* _PROBLEM DESCRIPTION_
Nothing in the records should change; write them all out exactly.

* _DATA SUPPLIED_
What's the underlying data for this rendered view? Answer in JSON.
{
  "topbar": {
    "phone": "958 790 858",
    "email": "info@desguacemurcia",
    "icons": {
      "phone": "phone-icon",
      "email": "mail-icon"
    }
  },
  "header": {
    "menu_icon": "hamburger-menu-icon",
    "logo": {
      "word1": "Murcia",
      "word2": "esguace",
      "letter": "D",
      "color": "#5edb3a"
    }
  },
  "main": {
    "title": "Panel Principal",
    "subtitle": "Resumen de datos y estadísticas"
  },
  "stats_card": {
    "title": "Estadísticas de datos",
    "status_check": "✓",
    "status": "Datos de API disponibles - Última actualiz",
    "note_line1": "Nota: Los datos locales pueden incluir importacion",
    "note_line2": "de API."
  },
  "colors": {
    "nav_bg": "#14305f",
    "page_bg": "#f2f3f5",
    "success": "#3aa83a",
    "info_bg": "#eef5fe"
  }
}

* _RESULT FOR THIS TASK_
What's the underlying data for this rendered view? Answer in JSON.
{
  "topbar": {
    "phone": "958 790 858",
    "email": "info@desguacemurcia",
    "icons": {
      "phone": "phone-icon",
      "email": "mail-icon"
    }
  },
  "header": {
    "menu_icon": "hamburger-menu-icon",
    "logo": {
      "word1": "Murcia",
      "word2": "esguace",
      "letter": "D",
      "color": "#5edb3a"
    }
  },
  "main": {
    "title": "Panel Principal",
    "subtitle": "Resumen de datos y estadísticas"
  },
  "stats_card": {
    "title": "Estadísticas de datos",
    "status_check": "✓",
    "status": "Datos de API disponibles - Última actualiz",
    "note_line1": "Nota: Los datos locales pueden incluir importacion",
    "note_line2": "de API."
  },
  "colors": {
    "nav_bg": "#14305f",
    "page_bg": "#f2f3f5",
    "success": "#3aa83a",
    "info_bg": "#eef5fe"
  }
}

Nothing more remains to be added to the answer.